In article <email@example.com>, Kevin Foltinek <firstname.lastname@example.org> wrote: >Alberto Moreira <email@example.com> writes:
>> "Karl M. Bunday" <"kmbunday"@yahoo.de.com.de (remove \".de\" twice to >> E-mail)> said:
>> >Kevin Foltinek wrote, in reply to my reply to MagiG
>> >> I never had difficulty learning math (and I now have a Ph.D. in math),
>> I wonder if you had a Ph.D. in a more computation-intensive >> discipline, you would still think the same way ?
>The same way as what? If I had a Ph.D. in computational astrophysics, >I would now think that I had difficulties learning math?
One of the things I work on are computational procedures. In a practical situation, knowing how to carry out arithmetic, at which I am fast and accurate, is rarely helpful. In computational astrophysics, or computational biology, or computational economics (I have worked with these people), the computations have to be automated.
>> >> My >> >> next memory of any math class is seemingly endless repetition of >> >> "2+3=__, 3*7=__". Of those two memories, the Cuisenaire is the happy >> >> one.
>> >Would it be a fair inference that the happy memory did more to >> >keep you going in your Ph.D. program than the less happy memory?
>> Yet it's the drill on 2+3=__ and 3*7=__ that matters to most of us who >> do things that are less abstract than pure math. Ability to compute, >> specially to do mental computation on the fly while studying something >> else or while in a classroom, is fundamental to learning anything that >> has any shadow of an application in real life.
>You are evidently ignorant of the wide range of applicability of >mathematics. I personally know pure math Ph.D.s who work or have >worked in finance, risk management, defense, construction, and >engineering (and those are just off the top of my head); I am also >aware of specific examples of the application of so-called "pure math" >to very concrete problems. None of these involved the ability to do >mental arithmetic; many of them involved the ability to understand the >logical and mathematical structures involved. Many of them involve >the ability to program computers to do rather complicated >computations, a skill which requires a deeper understanding of the >nature of computation than is used for mental arithmetic.
>The ability to compute is worthless unless you know what you are >computing and why you are computing it. Neither can be known without >what you call "abstract pure math".
This is so true.
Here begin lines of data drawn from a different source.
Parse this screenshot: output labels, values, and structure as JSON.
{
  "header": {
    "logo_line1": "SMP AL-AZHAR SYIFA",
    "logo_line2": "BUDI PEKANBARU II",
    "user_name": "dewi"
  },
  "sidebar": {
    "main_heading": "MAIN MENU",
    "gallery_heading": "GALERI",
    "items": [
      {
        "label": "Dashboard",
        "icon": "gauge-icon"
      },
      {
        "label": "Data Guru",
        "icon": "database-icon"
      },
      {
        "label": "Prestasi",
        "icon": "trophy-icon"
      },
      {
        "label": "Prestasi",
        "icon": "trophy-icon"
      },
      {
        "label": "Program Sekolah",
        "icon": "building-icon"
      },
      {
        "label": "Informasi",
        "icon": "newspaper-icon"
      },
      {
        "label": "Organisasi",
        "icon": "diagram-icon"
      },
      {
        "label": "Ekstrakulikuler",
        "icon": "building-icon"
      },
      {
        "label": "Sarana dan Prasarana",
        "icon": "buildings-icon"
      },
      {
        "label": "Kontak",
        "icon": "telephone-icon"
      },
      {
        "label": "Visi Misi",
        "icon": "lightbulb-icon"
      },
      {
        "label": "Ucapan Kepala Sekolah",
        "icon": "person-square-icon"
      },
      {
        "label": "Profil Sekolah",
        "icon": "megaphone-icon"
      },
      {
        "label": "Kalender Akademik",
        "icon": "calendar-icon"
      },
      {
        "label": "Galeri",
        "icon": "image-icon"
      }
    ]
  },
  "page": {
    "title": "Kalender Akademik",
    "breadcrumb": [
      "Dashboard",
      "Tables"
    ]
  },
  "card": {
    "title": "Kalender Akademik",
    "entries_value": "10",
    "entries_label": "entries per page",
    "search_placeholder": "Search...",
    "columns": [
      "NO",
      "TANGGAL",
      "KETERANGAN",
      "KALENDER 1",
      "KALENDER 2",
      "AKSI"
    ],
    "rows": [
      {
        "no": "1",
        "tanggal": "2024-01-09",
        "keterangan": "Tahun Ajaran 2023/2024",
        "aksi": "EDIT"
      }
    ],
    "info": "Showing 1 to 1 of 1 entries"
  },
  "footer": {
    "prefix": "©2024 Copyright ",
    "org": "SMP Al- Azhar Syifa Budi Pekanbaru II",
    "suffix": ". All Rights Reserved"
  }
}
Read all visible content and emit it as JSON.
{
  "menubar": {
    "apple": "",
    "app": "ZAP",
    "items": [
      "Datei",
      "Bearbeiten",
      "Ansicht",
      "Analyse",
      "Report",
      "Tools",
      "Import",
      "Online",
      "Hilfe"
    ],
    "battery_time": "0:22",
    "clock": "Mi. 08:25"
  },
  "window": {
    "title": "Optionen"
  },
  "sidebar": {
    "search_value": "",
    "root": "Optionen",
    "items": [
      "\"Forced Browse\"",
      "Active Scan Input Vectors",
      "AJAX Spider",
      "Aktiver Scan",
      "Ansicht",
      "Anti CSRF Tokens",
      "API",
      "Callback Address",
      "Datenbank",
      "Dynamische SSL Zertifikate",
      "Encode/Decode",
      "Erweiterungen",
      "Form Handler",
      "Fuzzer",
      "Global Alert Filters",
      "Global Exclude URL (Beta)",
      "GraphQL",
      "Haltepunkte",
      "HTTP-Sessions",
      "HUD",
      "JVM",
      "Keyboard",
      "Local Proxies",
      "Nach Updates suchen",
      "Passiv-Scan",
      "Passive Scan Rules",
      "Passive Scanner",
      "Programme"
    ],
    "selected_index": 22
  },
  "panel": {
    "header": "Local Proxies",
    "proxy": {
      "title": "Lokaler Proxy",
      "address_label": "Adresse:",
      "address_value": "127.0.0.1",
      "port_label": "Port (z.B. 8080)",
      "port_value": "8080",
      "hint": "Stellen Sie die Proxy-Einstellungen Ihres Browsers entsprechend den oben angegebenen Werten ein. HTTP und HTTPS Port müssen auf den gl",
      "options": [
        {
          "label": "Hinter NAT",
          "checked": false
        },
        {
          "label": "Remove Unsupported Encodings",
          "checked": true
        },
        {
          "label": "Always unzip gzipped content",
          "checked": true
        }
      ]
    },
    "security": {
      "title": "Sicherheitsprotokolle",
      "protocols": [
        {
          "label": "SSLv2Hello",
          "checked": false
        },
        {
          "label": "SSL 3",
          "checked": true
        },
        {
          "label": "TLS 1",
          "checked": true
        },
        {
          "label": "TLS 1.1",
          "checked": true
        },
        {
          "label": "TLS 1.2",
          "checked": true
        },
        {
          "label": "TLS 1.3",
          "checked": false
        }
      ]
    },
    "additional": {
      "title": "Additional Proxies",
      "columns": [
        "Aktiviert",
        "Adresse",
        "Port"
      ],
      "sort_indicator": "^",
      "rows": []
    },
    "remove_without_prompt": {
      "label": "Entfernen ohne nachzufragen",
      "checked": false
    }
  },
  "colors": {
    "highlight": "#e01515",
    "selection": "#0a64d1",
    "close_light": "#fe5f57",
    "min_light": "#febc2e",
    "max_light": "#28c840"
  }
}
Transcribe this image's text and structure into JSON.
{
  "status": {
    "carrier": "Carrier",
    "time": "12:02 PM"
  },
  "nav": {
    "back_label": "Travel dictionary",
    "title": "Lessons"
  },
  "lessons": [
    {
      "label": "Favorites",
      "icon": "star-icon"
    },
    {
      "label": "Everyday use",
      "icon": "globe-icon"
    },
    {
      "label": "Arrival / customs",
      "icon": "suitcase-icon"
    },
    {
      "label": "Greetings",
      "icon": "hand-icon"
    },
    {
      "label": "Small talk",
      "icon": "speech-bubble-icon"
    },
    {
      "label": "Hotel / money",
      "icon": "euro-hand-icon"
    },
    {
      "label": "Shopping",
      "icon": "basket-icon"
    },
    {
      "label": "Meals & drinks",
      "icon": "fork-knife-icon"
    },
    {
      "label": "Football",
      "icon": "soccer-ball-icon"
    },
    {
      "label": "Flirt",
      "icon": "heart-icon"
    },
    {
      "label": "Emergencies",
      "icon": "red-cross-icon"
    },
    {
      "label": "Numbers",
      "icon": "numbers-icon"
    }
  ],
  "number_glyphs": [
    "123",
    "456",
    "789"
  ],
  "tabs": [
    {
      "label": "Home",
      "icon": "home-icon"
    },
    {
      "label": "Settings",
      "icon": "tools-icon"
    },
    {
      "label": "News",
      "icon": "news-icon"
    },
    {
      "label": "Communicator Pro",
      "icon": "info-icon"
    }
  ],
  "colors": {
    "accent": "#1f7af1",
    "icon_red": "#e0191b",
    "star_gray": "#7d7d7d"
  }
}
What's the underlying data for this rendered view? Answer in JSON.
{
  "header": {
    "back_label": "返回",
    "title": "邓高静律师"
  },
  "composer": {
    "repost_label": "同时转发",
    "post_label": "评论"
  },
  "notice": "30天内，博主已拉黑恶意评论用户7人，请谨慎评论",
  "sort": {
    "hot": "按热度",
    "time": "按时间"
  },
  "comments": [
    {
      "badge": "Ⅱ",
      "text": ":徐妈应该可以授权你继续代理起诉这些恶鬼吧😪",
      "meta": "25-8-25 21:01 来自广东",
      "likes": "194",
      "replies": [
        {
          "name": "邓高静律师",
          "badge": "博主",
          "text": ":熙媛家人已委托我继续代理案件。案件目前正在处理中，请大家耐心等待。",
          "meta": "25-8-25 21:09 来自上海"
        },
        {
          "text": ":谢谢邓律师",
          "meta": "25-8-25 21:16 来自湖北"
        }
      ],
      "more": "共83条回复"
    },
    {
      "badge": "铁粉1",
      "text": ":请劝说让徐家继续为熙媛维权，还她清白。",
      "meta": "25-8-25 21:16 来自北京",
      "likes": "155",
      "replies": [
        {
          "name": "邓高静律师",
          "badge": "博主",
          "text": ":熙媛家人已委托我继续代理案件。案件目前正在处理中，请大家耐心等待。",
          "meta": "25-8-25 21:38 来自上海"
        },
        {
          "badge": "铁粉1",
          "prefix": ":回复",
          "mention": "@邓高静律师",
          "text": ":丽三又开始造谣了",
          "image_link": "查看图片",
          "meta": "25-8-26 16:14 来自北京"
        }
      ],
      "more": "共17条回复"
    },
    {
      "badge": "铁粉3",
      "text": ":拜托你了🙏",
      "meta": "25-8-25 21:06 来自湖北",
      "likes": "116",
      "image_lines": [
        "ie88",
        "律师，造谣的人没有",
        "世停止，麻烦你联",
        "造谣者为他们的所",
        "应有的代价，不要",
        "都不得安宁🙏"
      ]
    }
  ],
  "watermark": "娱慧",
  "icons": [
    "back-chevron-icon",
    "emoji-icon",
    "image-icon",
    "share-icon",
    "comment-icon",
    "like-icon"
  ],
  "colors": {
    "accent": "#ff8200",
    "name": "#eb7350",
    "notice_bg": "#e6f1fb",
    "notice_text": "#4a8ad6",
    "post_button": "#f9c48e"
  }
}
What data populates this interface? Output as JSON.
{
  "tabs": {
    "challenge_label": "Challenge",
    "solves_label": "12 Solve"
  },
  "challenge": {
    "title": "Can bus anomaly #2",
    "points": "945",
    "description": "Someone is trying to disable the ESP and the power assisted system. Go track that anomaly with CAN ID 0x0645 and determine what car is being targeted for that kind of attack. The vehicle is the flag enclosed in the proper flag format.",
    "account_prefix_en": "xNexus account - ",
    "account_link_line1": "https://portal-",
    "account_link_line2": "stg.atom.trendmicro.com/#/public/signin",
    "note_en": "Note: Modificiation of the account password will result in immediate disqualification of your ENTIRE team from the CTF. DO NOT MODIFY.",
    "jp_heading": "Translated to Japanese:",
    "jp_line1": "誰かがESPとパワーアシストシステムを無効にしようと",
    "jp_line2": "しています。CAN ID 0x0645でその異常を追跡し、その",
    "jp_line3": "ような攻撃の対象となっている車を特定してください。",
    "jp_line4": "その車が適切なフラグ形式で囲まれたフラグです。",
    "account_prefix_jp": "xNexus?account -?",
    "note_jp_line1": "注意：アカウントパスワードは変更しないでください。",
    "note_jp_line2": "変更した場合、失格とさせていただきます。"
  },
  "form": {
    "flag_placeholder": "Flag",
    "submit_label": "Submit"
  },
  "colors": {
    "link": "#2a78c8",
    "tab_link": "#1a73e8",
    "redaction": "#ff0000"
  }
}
Quite a few who have a reasonably good intuitive understanding of some of the abstract concepts, and can use them, do not recognize that this is the case. One can understand the properties of the integers using base 2 arithmetic just as well as with base 10, if not better; the memorization and drill have been eliminated. Formulating the problem so that someone who understands how to solve problems can do so without knowing the source is the important part. This mathematical communication is the important part for non-mathematicians, provided the understanding of the concepts is present. What good is it to be able to add without knowing what numbers mean?
>> So, my question is, Kevin, how much did your dislike of computation >> channeled you into pure math as opposed into something more practical >> ?
>I did not say that I dislike computation. I specifically referred to >"seemingly endless repetition", which was obviously (in my case) >unnecessary (and, I would speculate, unhelpful for many others).
Little repetition is necessary, provided the concepts are present. All it gains is speed in imitating machines.
>If you are happy doing little more than regurgitating the addition and >multiplcation tables, fine; I, however, try to find more useful, >productive, and interesting things to do.
I agree. I use my arithmetic abilities only mainly when it saves time; with the available software, this even extends to doing manual hexadecimal arithmetic. But it only saves time.
Also, I have NOT memorized the hexadecimal tables. -- This address is for information only. I do not claim that these views are those of the Statistics Department or of Purdue University. Herman Rubin, Deptartment of Statistics, Purdue University firstname.lastname@example.org Phone: (765)494-6054 FAX: (765)494-0558